__WHAT TO PRODUCE__. Return the listing below exactly as it stands. Pictures stay out.

====== RECORDED INFORMATION

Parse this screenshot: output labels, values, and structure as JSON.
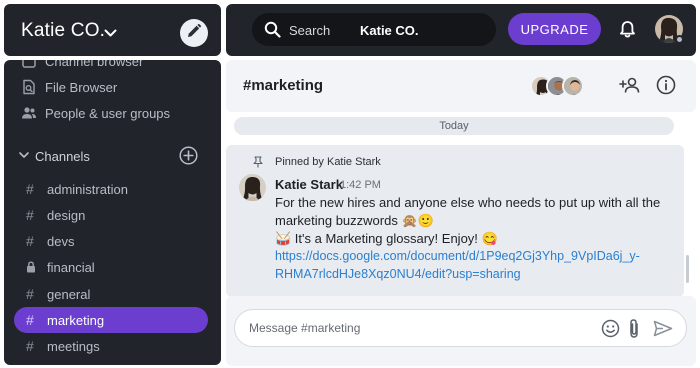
{
  "workspace": {
    "name": "Katie CO."
  },
  "topbar": {
    "search_label": "Search",
    "search_scope": "Katie CO.",
    "upgrade_label": "UPGRADE"
  },
  "sidebar": {
    "nav": [
      {
        "label": "Channel browser",
        "icon": "channel-browser-icon"
      },
      {
        "label": "File Browser",
        "icon": "file-search-icon"
      },
      {
        "label": "People & user groups",
        "icon": "people-icon"
      }
    ],
    "channels_header": "Channels",
    "channels": [
      {
        "name": "administration",
        "icon": "hash-icon"
      },
      {
        "name": "design",
        "icon": "hash-icon"
      },
      {
        "name": "devs",
        "icon": "hash-icon"
      },
      {
        "name": "financial",
        "icon": "lock-icon"
      },
      {
        "name": "general",
        "icon": "hash-icon"
      },
      {
        "name": "marketing",
        "icon": "hash-icon",
        "active": true
      },
      {
        "name": "meetings",
        "icon": "hash-icon"
      }
    ]
  },
  "channel": {
    "title": "#marketing"
  },
  "messages": {
    "date_divider": "Today",
    "pinned_by": "Pinned by Katie Stark",
    "author": "Katie Stark",
    "time": "1:42 PM",
    "line1": "For the new hires and anyone else who needs to put up with all the",
    "line2": "marketing buzzwords 🙊🙂",
    "line3": "🥁 It's a Marketing glossary! Enjoy! 😋",
    "link_line1": "https://docs.google.com/document/d/1P9eq2Gj3Yhp_9VpIDa6j_y-",
    "link_line2": "RHMA7rlcdHJe8Xqz0NU4/edit?usp=sharing"
  },
  "composer": {
    "placeholder": "Message #marketing"
  },
  "colors": {
    "accent": "#6c3ecf",
    "panel_dark": "#21252b",
    "link": "#2a7fd0"
  }
}
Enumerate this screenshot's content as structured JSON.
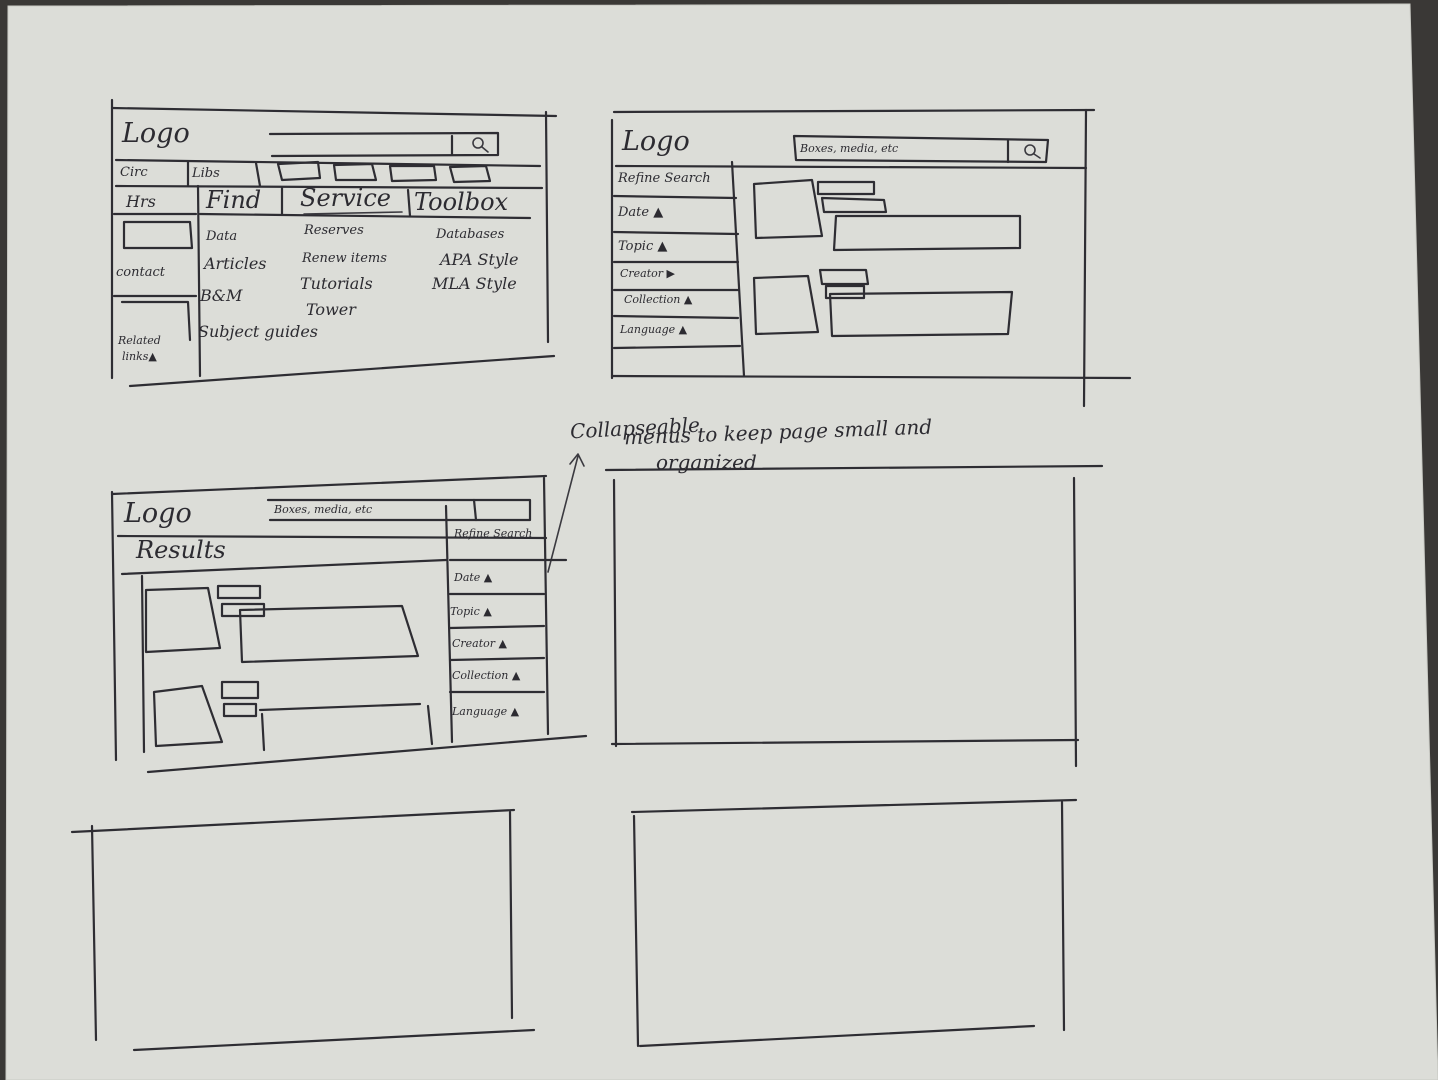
{
  "panels": {
    "home": {
      "logo": "Logo",
      "nav_tabs": [
        "Circ",
        "Libs"
      ],
      "sidebar": {
        "hours": "Hrs",
        "contact": "contact",
        "related_links": "Related",
        "links": "links▲"
      },
      "columns": {
        "find": {
          "heading": "Find",
          "items": [
            "Data",
            "Articles",
            "B&M",
            "Subject guides"
          ]
        },
        "service": {
          "heading": "Service",
          "items": [
            "Reserves",
            "Renew items",
            "Tutorials",
            "Tower"
          ]
        },
        "toolbox": {
          "heading": "Toolbox",
          "items": [
            "Databases",
            "APA Style",
            "MLA Style"
          ]
        }
      }
    },
    "search": {
      "logo": "Logo",
      "search_value": "Boxes, media, etc",
      "refine_heading": "Refine Search",
      "filters": [
        "Date ▲",
        "Topic ▲",
        "Creator ▶",
        "Collection ▲",
        "Language ▲"
      ]
    },
    "results": {
      "logo": "Logo",
      "search_value": "Boxes, media, etc",
      "results_heading": "Results",
      "refine_heading": "Refine Search",
      "filters": [
        "Date ▲",
        "Topic ▲",
        "Creator ▲",
        "Collection ▲",
        "Language ▲"
      ]
    }
  },
  "annotation": {
    "line1": "Collapseable",
    "line2": "menus to keep page small and",
    "line3": "organized"
  }
}
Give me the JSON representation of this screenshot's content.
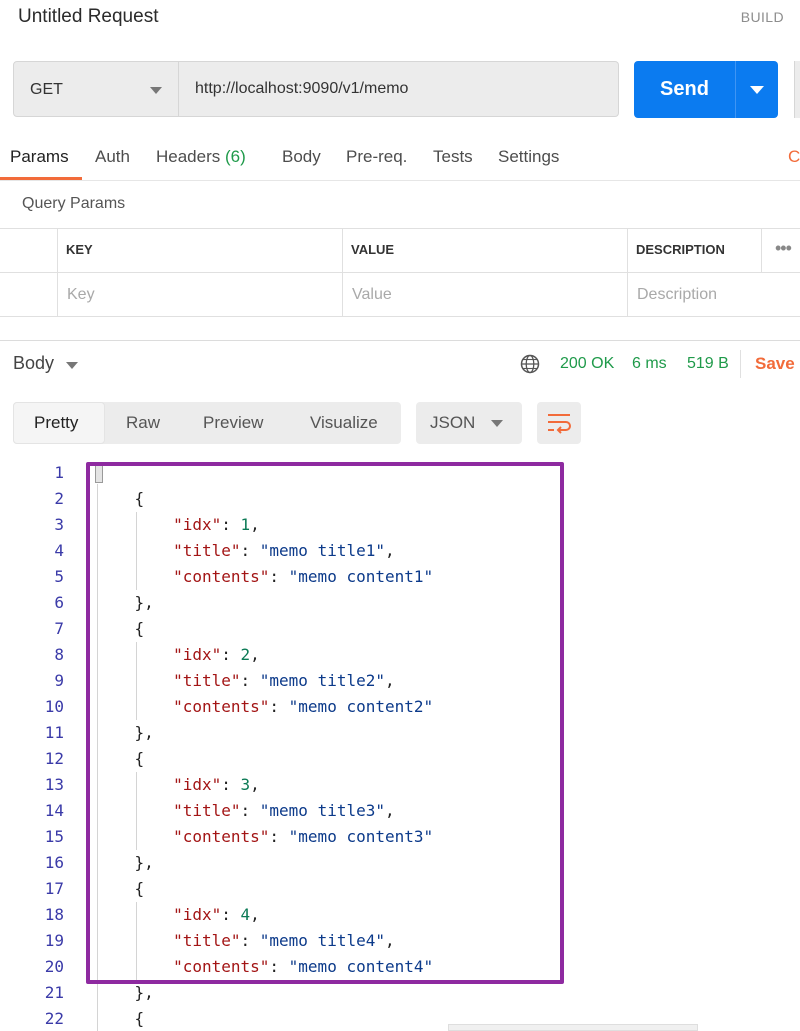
{
  "request": {
    "title": "Untitled Request",
    "build_label": "BUILD",
    "method": "GET",
    "url": "http://localhost:9090/v1/memo",
    "send_label": "Send"
  },
  "tabs": {
    "params": "Params",
    "auth": "Auth",
    "headers": "Headers",
    "headers_count": "(6)",
    "body": "Body",
    "prereq": "Pre-req.",
    "tests": "Tests",
    "settings": "Settings",
    "cookies_partial": "C"
  },
  "query_params": {
    "title": "Query Params",
    "columns": [
      "KEY",
      "VALUE",
      "DESCRIPTION"
    ],
    "placeholders": [
      "Key",
      "Value",
      "Description"
    ]
  },
  "response": {
    "body_label": "Body",
    "status": "200 OK",
    "time": "6 ms",
    "size": "519 B",
    "save_label": "Save",
    "views": [
      "Pretty",
      "Raw",
      "Preview",
      "Visualize"
    ],
    "active_view": "Pretty",
    "format": "JSON"
  },
  "editor": {
    "line_numbers": [
      "1",
      "2",
      "3",
      "4",
      "5",
      "6",
      "7",
      "8",
      "9",
      "10",
      "11",
      "12",
      "13",
      "14",
      "15",
      "16",
      "17",
      "18",
      "19",
      "20",
      "21",
      "22"
    ],
    "memos": [
      {
        "idx": "1",
        "title": "\"memo title1\"",
        "contents": "\"memo content1\""
      },
      {
        "idx": "2",
        "title": "\"memo title2\"",
        "contents": "\"memo content2\""
      },
      {
        "idx": "3",
        "title": "\"memo title3\"",
        "contents": "\"memo content3\""
      },
      {
        "idx": "4",
        "title": "\"memo title4\"",
        "contents": "\"memo content4\""
      }
    ],
    "keys": {
      "idx": "\"idx\"",
      "title": "\"title\"",
      "contents": "\"contents\""
    }
  },
  "colors": {
    "accent": "#f26b3a",
    "send": "#0b7bf0",
    "status_ok": "#1f9a4a",
    "highlight": "#8e2aa0"
  }
}
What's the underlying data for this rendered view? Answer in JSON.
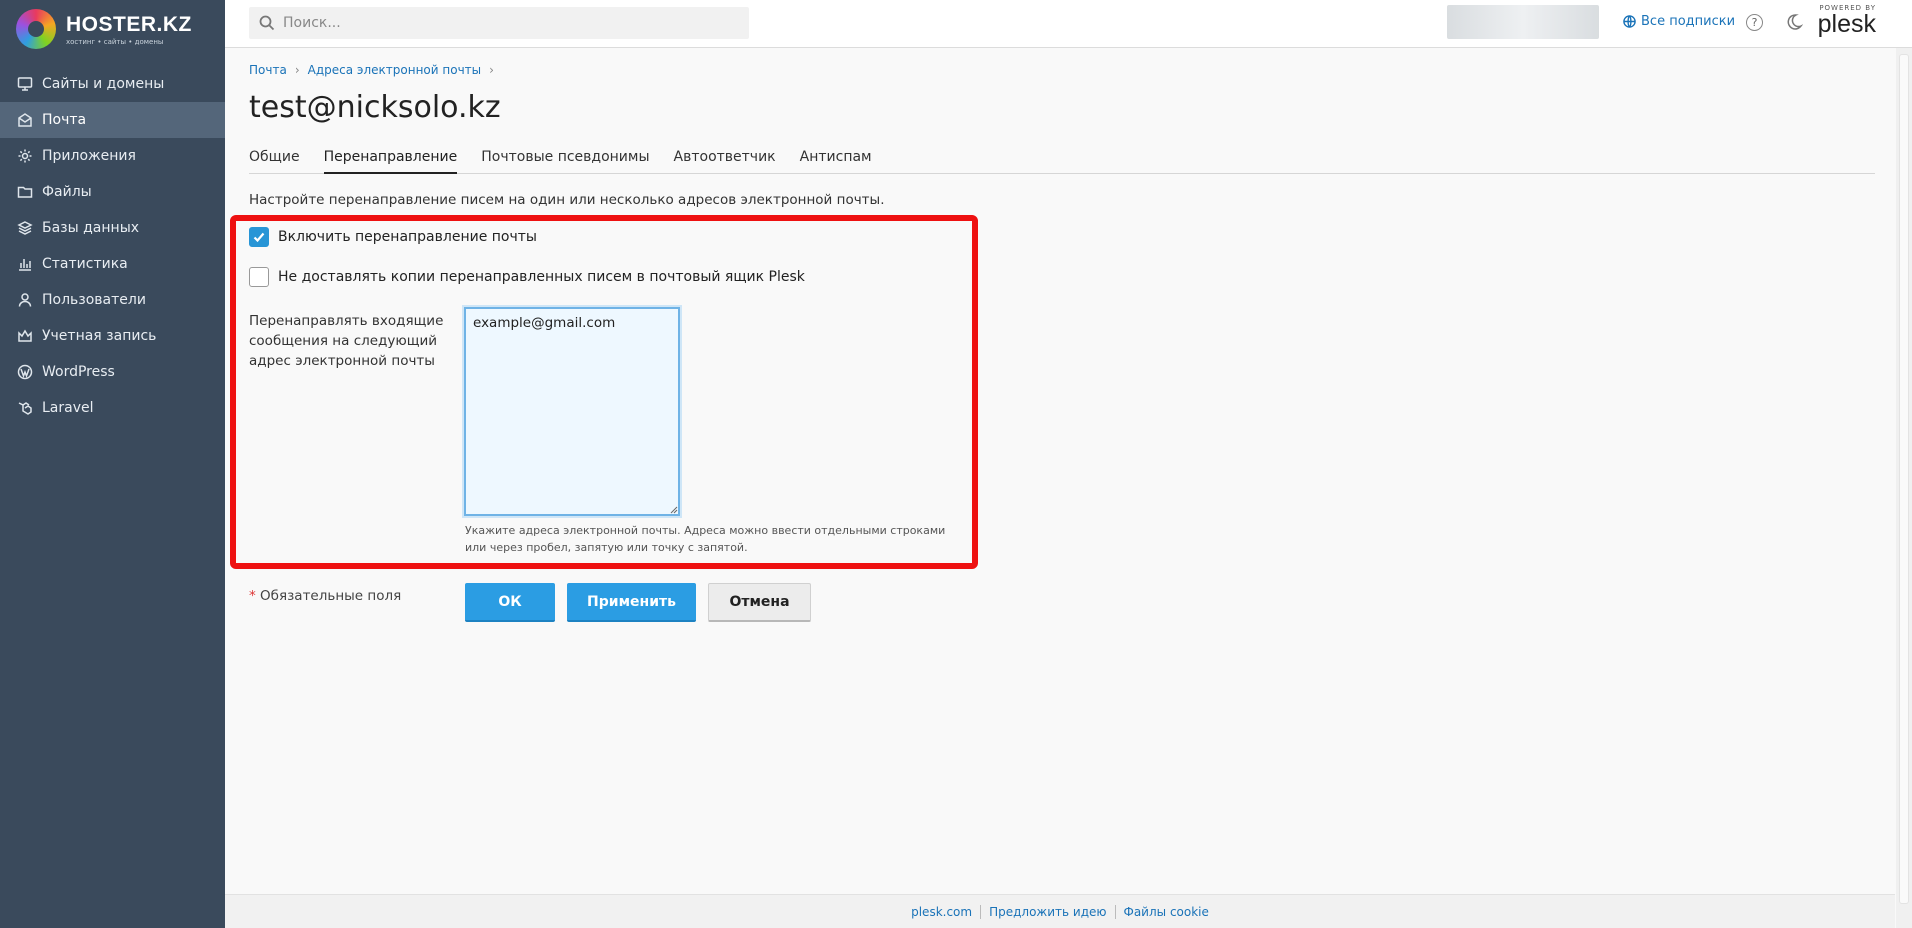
{
  "brand": {
    "name": "HOSTER.KZ",
    "tagline": "хостинг • сайты • домены"
  },
  "sidebar": {
    "items": [
      {
        "label": "Сайты и домены",
        "icon": "monitor-icon",
        "active": false
      },
      {
        "label": "Почта",
        "icon": "mail-icon",
        "active": true
      },
      {
        "label": "Приложения",
        "icon": "gear-icon",
        "active": false
      },
      {
        "label": "Файлы",
        "icon": "folder-icon",
        "active": false
      },
      {
        "label": "Базы данных",
        "icon": "database-icon",
        "active": false
      },
      {
        "label": "Статистика",
        "icon": "bar-chart-icon",
        "active": false
      },
      {
        "label": "Пользователи",
        "icon": "user-icon",
        "active": false
      },
      {
        "label": "Учетная запись",
        "icon": "crown-icon",
        "active": false
      },
      {
        "label": "WordPress",
        "icon": "wordpress-icon",
        "active": false
      },
      {
        "label": "Laravel",
        "icon": "laravel-icon",
        "active": false
      }
    ]
  },
  "header": {
    "search_placeholder": "Поиск...",
    "subscriptions_label": "Все подписки",
    "help_glyph": "?",
    "plesk_powered": "POWERED BY",
    "plesk_word": "plesk"
  },
  "breadcrumb": [
    "Почта",
    "Адреса электронной почты"
  ],
  "page_title": "test@nicksolo.kz",
  "tabs": [
    {
      "label": "Общие",
      "active": false
    },
    {
      "label": "Перенаправление",
      "active": true
    },
    {
      "label": "Почтовые псевдонимы",
      "active": false
    },
    {
      "label": "Автоответчик",
      "active": false
    },
    {
      "label": "Антиспам",
      "active": false
    }
  ],
  "description": "Настройте перенаправление писем на один или несколько адресов электронной почты.",
  "form": {
    "enable_forwarding": {
      "label": "Включить перенаправление почты",
      "checked": true
    },
    "no_copies": {
      "label": "Не доставлять копии перенаправленных писем в почтовый ящик Plesk",
      "checked": false
    },
    "forward_to": {
      "label": "Перенаправлять входящие сообщения на следующий адрес электронной почты",
      "value": "example@gmail.com",
      "hint": "Укажите адреса электронной почты. Адреса можно ввести отдельными строками или через пробел, запятую или точку с запятой."
    }
  },
  "required_note": {
    "star": "*",
    "text": "Обязательные поля"
  },
  "buttons": {
    "ok": "ОК",
    "apply": "Применить",
    "cancel": "Отмена"
  },
  "footer": {
    "links": [
      "plesk.com",
      "Предложить идею",
      "Файлы cookie"
    ]
  },
  "colors": {
    "sidebar_bg": "#3a4a5c",
    "accent": "#2b9de3",
    "highlight": "#ee1111"
  }
}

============

__REPLY__.
Parse this screenshot: output labels, values, and structure as JSON.
{
  "workspace": {
    "name": "Katie CO."
  },
  "topbar": {
    "search_label": "Search",
    "search_scope": "Katie CO.",
    "upgrade_label": "UPGRADE"
  },
  "sidebar": {
    "nav": [
      {
        "label": "Channel browser",
        "icon": "channel-browser-icon"
      },
      {
        "label": "File Browser",
        "icon": "file-search-icon"
      },
      {
        "label": "People & user groups",
        "icon": "people-icon"
      }
    ],
    "channels_header": "Channels",
    "channels": [
      {
        "name": "administration",
        "icon": "hash-icon"
      },
      {
        "name": "design",
        "icon": "hash-icon"
      },
      {
        "name": "devs",
        "icon": "hash-icon"
      },
      {
        "name": "financial",
        "icon": "lock-icon"
      },
      {
        "name": "general",
        "icon": "hash-icon"
      },
      {
        "name": "marketing",
        "icon": "hash-icon",
        "active": true
      },
      {
        "name": "meetings",
        "icon": "hash-icon"
      }
    ]
  },
  "channel": {
    "title": "#marketing"
  },
  "messages": {
    "date_divider": "Today",
    "pinned_by": "Pinned by Katie Stark",
    "author": "Katie Stark",
    "time": "1:42 PM",
    "line1": "For the new hires and anyone else who needs to put up with all the",
    "line2": "marketing buzzwords 🙊🙂",
    "line3": "🥁 It's a Marketing glossary! Enjoy! 😋",
    "link_line1": "https://docs.google.com/document/d/1P9eq2Gj3Yhp_9VpIDa6j_y-",
    "link_line2": "RHMA7rlcdHJe8Xqz0NU4/edit?usp=sharing"
  },
  "composer": {
    "placeholder": "Message #marketing"
  },
  "colors": {
    "accent": "#6c3ecf",
    "panel_dark": "#21252b",
    "link": "#2a7fd0"
  }
}
Enumerate this screenshot's content as structured JSON.
{
  "panels": {
    "home": {
      "logo": "Logo",
      "nav_tabs": [
        "Circ",
        "Libs"
      ],
      "sidebar": {
        "hours": "Hrs",
        "contact": "contact",
        "related_links": "Related",
        "links": "links▲"
      },
      "columns": {
        "find": {
          "heading": "Find",
          "items": [
            "Data",
            "Articles",
            "B&M",
            "Subject guides"
          ]
        },
        "service": {
          "heading": "Service",
          "items": [
            "Reserves",
            "Renew items",
            "Tutorials",
            "Tower"
          ]
        },
        "toolbox": {
          "heading": "Toolbox",
          "items": [
            "Databases",
            "APA Style",
            "MLA Style"
          ]
        }
      }
    },
    "search": {
      "logo": "Logo",
      "search_value": "Boxes, media, etc",
      "refine_heading": "Refine Search",
      "filters": [
        "Date ▲",
        "Topic ▲",
        "Creator ▶",
        "Collection ▲",
        "Language ▲"
      ]
    },
    "results": {
      "logo": "Logo",
      "search_value": "Boxes, media, etc",
      "results_heading": "Results",
      "refine_heading": "Refine Search",
      "filters": [
        "Date ▲",
        "Topic ▲",
        "Creator ▲",
        "Collection ▲",
        "Language ▲"
      ]
    }
  },
  "annotation": {
    "line1": "Collapseable",
    "line2": "menus to keep page small and",
    "line3": "organized"
  }
}
Give me the JSON representation of this screenshot's content.
{
  "request": {
    "title": "Untitled Request",
    "build_label": "BUILD",
    "method": "GET",
    "url": "http://localhost:9090/v1/memo",
    "send_label": "Send"
  },
  "tabs": {
    "params": "Params",
    "auth": "Auth",
    "headers": "Headers",
    "headers_count": "(6)",
    "body": "Body",
    "prereq": "Pre-req.",
    "tests": "Tests",
    "settings": "Settings",
    "cookies_partial": "C"
  },
  "query_params": {
    "title": "Query Params",
    "columns": [
      "KEY",
      "VALUE",
      "DESCRIPTION"
    ],
    "placeholders": [
      "Key",
      "Value",
      "Description"
    ]
  },
  "response": {
    "body_label": "Body",
    "status": "200 OK",
    "time": "6 ms",
    "size": "519 B",
    "save_label": "Save",
    "views": [
      "Pretty",
      "Raw",
      "Preview",
      "Visualize"
    ],
    "active_view": "Pretty",
    "format": "JSON"
  },
  "editor": {
    "line_numbers": [
      "1",
      "2",
      "3",
      "4",
      "5",
      "6",
      "7",
      "8",
      "9",
      "10",
      "11",
      "12",
      "13",
      "14",
      "15",
      "16",
      "17",
      "18",
      "19",
      "20",
      "21",
      "22"
    ],
    "memos": [
      {
        "idx": "1",
        "title": "\"memo title1\"",
        "contents": "\"memo content1\""
      },
      {
        "idx": "2",
        "title": "\"memo title2\"",
        "contents": "\"memo content2\""
      },
      {
        "idx": "3",
        "title": "\"memo title3\"",
        "contents": "\"memo content3\""
      },
      {
        "idx": "4",
        "title": "\"memo title4\"",
        "contents": "\"memo content4\""
      }
    ],
    "keys": {
      "idx": "\"idx\"",
      "title": "\"title\"",
      "contents": "\"contents\""
    }
  },
  "colors": {
    "accent": "#f26b3a",
    "send": "#0b7bf0",
    "status_ok": "#1f9a4a",
    "highlight": "#8e2aa0"
  }
}
What's the underlying data for this rendered view? Answer in JSON.
{
  "brand": {
    "name": "HOSTER.KZ",
    "tagline": "хостинг • сайты • домены"
  },
  "sidebar": {
    "items": [
      {
        "label": "Сайты и домены",
        "icon": "monitor-icon",
        "active": false
      },
      {
        "label": "Почта",
        "icon": "mail-icon",
        "active": true
      },
      {
        "label": "Приложения",
        "icon": "gear-icon",
        "active": false
      },
      {
        "label": "Файлы",
        "icon": "folder-icon",
        "active": false
      },
      {
        "label": "Базы данных",
        "icon": "database-icon",
        "active": false
      },
      {
        "label": "Статистика",
        "icon": "bar-chart-icon",
        "active": false
      },
      {
        "label": "Пользователи",
        "icon": "user-icon",
        "active": false
      },
      {
        "label": "Учетная запись",
        "icon": "crown-icon",
        "active": false
      },
      {
        "label": "WordPress",
        "icon": "wordpress-icon",
        "active": false
      },
      {
        "label": "Laravel",
        "icon": "laravel-icon",
        "active": false
      }
    ]
  },
  "header": {
    "search_placeholder": "Поиск...",
    "subscriptions_label": "Все подписки",
    "help_glyph": "?",
    "plesk_powered": "POWERED BY",
    "plesk_word": "plesk"
  },
  "breadcrumb": [
    "Почта",
    "Адреса электронной почты"
  ],
  "page_title": "test@nicksolo.kz",
  "tabs": [
    {
      "label": "Общие",
      "active": false
    },
    {
      "label": "Перенаправление",
      "active": true
    },
    {
      "label": "Почтовые псевдонимы",
      "active": false
    },
    {
      "label": "Автоответчик",
      "active": false
    },
    {
      "label": "Антиспам",
      "active": false
    }
  ],
  "description": "Настройте перенаправление писем на один или несколько адресов электронной почты.",
  "form": {
    "enable_forwarding": {
      "label": "Включить перенаправление почты",
      "checked": true
    },
    "no_copies": {
      "label": "Не доставлять копии перенаправленных писем в почтовый ящик Plesk",
      "checked": false
    },
    "forward_to": {
      "label": "Перенаправлять входящие сообщения на следующий адрес электронной почты",
      "value": "example@gmail.com",
      "hint": "Укажите адреса электронной почты. Адреса можно ввести отдельными строками или через пробел, запятую или точку с запятой."
    }
  },
  "required_note": {
    "star": "*",
    "text": "Обязательные поля"
  },
  "buttons": {
    "ok": "ОК",
    "apply": "Применить",
    "cancel": "Отмена"
  },
  "footer": {
    "links": [
      "plesk.com",
      "Предложить идею",
      "Файлы cookie"
    ]
  },
  "colors": {
    "sidebar_bg": "#3a4a5c",
    "accent": "#2b9de3",
    "highlight": "#ee1111"
  }
}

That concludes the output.